* _EXERCISE REQUIREMENTS_: In the data below, find each line that contains the word "calories" and copy it.
[Start of section]
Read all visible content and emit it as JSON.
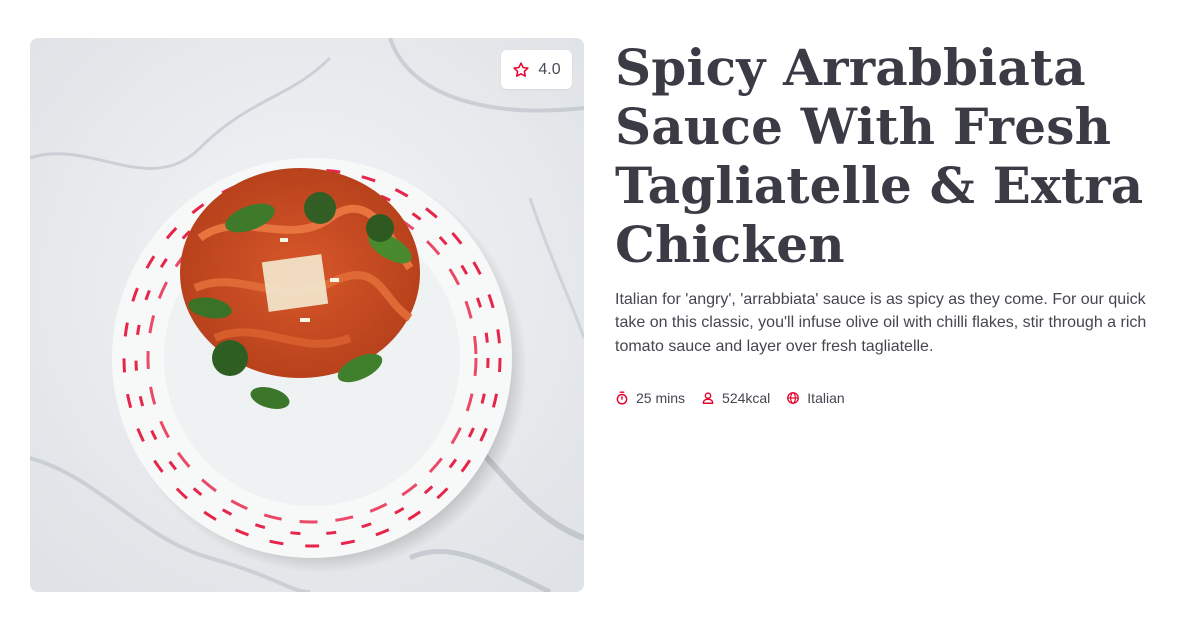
{
  "recipe": {
    "image_alt": "",
    "rating": "4.0",
    "title": "Spicy Arrabbiata Sauce With Fresh Tagliatelle & Extra Chicken",
    "description": "Italian for 'angry', 'arrabbiata' sauce is as spicy as they come. For our quick take on this classic, you'll infuse olive oil with chilli flakes, stir through a rich tomato sauce and layer over fresh tagliatelle.",
    "meta": {
      "time": "25 mins",
      "calories": "524kcal",
      "cuisine": "Italian"
    }
  },
  "icons": {
    "rating": "star-outline-icon",
    "time": "stopwatch-icon",
    "calories": "person-icon",
    "cuisine": "globe-icon"
  },
  "colors": {
    "accent": "#e4002b",
    "title": "#3a3b45",
    "text": "#45464f"
  }
}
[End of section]
* _RESPONSE BOX_:
      "calories": "524kcal",
    "calories": "person-icon",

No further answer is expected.